Heat illness refers to a spectrum of disorders that occur when the body is unable to dissipate heat absorbed from the external environment and the heat generated by internal metabolic processes. As heat illness progresses, failure of one or more body systems can occur. This infographic provides an update on heat illness among active component U.S. ...

Recommended Content:

Armed Forces Health Surveillance Branch | Summer Safety

Minority Health Heat Illness Active Component U.S. Armed Forces, 2016

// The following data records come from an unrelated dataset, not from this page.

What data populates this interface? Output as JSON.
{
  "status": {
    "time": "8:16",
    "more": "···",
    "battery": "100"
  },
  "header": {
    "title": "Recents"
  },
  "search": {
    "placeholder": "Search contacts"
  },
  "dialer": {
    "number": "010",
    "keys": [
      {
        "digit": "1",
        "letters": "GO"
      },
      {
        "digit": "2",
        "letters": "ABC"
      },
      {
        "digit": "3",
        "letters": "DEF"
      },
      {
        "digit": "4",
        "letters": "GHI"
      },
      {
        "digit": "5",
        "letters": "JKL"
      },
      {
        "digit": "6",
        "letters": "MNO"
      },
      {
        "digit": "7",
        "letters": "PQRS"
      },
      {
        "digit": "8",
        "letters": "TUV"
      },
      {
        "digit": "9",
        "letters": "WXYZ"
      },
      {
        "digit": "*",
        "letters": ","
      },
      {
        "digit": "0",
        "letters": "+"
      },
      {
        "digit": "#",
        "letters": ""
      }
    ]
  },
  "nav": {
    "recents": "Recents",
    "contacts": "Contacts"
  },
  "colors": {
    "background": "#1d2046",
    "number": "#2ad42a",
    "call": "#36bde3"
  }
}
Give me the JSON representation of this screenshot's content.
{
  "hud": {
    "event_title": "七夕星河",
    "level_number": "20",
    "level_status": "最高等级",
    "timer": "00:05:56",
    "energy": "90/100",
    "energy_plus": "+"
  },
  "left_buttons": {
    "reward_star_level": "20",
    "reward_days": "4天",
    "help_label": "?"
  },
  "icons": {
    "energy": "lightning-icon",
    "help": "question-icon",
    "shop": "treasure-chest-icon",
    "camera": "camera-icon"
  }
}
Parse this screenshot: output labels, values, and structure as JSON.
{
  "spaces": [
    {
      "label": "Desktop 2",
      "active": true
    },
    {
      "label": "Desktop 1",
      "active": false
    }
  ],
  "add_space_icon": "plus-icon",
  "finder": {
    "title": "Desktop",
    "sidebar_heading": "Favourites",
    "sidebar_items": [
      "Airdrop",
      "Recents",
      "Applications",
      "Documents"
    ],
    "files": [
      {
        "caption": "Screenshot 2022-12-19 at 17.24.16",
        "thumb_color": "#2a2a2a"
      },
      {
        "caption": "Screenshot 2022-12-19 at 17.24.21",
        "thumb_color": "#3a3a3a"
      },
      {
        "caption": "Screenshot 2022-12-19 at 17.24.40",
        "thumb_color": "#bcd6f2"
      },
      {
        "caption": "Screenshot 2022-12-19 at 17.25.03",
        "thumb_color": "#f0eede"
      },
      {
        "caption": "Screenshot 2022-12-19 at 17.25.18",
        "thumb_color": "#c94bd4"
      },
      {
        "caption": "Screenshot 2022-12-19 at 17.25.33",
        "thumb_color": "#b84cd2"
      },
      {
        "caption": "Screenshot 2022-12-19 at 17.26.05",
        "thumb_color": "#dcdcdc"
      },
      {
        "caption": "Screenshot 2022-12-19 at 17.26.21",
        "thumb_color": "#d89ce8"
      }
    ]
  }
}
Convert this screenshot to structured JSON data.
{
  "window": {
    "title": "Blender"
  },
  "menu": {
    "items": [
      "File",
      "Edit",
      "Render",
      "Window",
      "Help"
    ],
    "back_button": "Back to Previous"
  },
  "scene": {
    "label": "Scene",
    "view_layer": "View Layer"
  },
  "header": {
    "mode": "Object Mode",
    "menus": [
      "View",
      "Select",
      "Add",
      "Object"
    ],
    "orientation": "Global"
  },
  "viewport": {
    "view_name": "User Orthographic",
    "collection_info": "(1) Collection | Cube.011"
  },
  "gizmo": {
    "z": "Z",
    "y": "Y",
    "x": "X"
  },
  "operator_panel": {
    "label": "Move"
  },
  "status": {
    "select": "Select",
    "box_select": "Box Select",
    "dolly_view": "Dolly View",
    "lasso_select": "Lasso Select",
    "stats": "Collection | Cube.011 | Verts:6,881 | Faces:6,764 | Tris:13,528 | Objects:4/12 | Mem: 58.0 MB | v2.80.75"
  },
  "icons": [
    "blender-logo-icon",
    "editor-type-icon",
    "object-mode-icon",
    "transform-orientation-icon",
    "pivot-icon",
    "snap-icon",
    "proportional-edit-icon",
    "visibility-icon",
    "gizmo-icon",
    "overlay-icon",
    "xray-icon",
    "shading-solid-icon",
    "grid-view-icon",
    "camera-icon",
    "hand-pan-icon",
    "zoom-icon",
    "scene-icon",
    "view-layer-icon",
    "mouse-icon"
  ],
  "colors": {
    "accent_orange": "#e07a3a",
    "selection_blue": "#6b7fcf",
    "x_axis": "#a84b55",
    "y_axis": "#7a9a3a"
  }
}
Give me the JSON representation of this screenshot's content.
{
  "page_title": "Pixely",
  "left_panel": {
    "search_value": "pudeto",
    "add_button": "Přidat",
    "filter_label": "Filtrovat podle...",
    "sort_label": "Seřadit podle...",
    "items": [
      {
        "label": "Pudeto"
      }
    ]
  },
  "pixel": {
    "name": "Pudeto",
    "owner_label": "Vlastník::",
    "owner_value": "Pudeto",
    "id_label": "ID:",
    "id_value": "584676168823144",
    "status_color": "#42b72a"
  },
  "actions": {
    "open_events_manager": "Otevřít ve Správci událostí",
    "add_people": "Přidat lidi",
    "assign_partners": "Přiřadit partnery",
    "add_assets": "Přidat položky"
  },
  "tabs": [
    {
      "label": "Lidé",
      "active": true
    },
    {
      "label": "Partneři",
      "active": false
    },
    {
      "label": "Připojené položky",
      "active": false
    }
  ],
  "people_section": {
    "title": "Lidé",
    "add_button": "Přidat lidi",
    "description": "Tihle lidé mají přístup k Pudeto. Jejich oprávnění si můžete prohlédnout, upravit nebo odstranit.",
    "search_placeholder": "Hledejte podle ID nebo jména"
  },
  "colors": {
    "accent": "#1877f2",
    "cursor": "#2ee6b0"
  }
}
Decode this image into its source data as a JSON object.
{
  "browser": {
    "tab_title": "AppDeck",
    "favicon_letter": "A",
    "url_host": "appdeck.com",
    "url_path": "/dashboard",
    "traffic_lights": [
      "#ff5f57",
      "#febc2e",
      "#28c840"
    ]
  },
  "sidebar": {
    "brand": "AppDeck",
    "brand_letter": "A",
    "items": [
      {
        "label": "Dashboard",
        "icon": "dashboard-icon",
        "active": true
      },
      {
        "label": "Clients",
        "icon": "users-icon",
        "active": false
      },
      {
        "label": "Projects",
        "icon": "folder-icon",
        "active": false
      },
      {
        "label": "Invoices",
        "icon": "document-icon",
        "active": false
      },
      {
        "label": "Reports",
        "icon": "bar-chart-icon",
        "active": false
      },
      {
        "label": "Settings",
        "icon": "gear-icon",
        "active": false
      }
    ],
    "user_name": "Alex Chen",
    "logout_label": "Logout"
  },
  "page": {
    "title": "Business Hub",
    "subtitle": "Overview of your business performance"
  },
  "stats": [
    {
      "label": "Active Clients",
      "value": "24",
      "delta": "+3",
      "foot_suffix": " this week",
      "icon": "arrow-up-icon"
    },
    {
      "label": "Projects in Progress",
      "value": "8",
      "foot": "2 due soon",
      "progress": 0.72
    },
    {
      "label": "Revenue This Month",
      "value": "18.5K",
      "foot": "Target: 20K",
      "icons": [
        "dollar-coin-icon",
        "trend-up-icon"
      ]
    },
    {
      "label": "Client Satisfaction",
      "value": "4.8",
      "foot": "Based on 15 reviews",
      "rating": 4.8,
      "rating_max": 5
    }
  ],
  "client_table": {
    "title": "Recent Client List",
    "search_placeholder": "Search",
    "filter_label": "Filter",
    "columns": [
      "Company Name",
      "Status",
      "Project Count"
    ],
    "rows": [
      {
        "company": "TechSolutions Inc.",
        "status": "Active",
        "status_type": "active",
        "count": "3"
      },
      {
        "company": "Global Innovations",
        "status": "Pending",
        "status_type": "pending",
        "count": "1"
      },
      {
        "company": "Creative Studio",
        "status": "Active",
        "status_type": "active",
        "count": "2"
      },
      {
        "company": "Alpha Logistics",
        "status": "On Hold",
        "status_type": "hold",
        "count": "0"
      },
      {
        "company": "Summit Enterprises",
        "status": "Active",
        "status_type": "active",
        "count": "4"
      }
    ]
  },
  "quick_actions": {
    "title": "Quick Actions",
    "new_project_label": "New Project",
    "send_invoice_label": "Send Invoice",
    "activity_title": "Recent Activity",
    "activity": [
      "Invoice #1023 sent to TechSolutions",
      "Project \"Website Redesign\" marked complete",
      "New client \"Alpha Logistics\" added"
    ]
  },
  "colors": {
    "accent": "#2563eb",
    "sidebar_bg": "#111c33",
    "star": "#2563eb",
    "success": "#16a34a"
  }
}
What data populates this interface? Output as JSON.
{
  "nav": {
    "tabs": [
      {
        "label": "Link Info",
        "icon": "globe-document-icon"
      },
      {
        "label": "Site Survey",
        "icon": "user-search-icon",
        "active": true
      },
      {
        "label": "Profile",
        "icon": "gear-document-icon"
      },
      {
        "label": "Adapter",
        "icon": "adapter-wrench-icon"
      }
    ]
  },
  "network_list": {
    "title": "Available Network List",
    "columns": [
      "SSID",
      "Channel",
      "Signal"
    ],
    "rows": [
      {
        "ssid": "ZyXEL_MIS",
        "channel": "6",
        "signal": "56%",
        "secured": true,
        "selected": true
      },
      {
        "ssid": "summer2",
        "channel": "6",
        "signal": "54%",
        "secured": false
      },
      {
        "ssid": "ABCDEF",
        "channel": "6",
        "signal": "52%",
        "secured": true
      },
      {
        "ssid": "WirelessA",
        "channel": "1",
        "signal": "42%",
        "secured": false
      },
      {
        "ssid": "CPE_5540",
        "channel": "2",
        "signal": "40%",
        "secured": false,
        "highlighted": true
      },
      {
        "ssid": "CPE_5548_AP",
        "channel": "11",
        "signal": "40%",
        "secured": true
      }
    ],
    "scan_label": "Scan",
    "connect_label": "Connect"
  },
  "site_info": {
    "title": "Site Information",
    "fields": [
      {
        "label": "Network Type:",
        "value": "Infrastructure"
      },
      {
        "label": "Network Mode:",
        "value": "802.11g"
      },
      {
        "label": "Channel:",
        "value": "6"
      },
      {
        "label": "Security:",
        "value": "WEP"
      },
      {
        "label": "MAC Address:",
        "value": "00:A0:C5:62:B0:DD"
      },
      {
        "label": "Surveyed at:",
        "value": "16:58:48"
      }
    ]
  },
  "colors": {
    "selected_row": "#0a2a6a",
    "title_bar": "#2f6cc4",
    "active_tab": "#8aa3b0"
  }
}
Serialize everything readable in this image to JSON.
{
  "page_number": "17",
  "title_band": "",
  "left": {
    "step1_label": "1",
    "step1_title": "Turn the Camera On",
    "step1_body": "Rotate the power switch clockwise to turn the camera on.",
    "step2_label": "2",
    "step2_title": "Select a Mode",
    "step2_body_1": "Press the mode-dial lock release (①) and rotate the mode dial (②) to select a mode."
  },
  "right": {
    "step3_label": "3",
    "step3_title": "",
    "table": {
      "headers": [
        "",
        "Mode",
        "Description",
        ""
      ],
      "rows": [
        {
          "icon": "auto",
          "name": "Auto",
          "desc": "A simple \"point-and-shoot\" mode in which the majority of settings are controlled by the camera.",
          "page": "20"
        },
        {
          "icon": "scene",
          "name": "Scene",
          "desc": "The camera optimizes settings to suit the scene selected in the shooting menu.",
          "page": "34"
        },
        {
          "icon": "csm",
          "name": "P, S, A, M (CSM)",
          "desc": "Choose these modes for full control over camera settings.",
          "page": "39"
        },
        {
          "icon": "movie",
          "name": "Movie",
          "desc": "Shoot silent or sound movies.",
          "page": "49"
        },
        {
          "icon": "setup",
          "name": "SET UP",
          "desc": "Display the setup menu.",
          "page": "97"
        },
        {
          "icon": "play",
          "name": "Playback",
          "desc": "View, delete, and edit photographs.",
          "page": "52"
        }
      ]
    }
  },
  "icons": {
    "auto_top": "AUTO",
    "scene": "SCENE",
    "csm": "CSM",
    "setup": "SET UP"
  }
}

Infographic
4/4/2017
Heat illness refers to a spectrum of disorders that occur when the body is unable to dissipate heat absorbed from the external environment and the heat generated by internal metabolic processes. As heat illness progresses, failure of one or more body systems can occur. This report summarizes reportable medical events of heat illnesses, heat-related hospitalizations and ambulatory visits among minority active component members (Black, non-Hispanic, Hispanic, and Asian/Pacific Islanders) during 2016. In 2016, incidence rates of heat stroke were highest among Asian/ Pacific Islanders than any other ethnicity. Crude incidence rate of “other heat illnesses” was higher among females than males.  Heat Incidence cases: •	Black, non-Hispanic heat illness incidence cases – 64 for heatstroke and 389 for other heat illnesses •	Hispanic heat illness incidence cases—  63 for heatstroke and 320 for other heat illnesses •	Asian/ Pacific Islander heat illness incidence cases – 32 for heatstroke and for  117 other heat illnesses Incidence rates: •	Black, non-Hispanic incidence rates – 0.30 for heatstroke and 1.84 for other heat illnesses •	Hispanic incidence rates – 0.33 for heatstroke and 1.67 for other heat illnesses •	Asian/Pacific Islander – 0.62 for heatstroke and 2.26 for other heat illnesses Of all military members, the youngest and most inexperienced marines and soldiers – particularly those training at installations in the south eastern U.S. – are at highest risk of heat illnesses including heat stroke, exertional hyponatremia, and exertional rhabdomyolysis. Learn more at www.Health.mil/MSMR

Heat illness refers to a spectrum of disorders that occur when the body is unable to dissipate heat absorbed from the external environment and the heat generated by internal metabolic processes. As heat illness progresses, failure of one or more body systems can occur. This report summarizes reportable medical events of heat illnesses, heat-related ...

Recommended Content:

Armed Forces Health Surveillance Branch | Summer Safety
<< < 1 2 3 > >> 
Showing results 1 - 15 Page 1 of 3

DHA Address: 7700 Arlington Boulevard | Suite 5101 | Falls Church, VA | 22042-5101

Some documents are presented in Portable Document Format (PDF). A PDF reader is required for viewing. Download a PDF Reader or learn more about PDFs.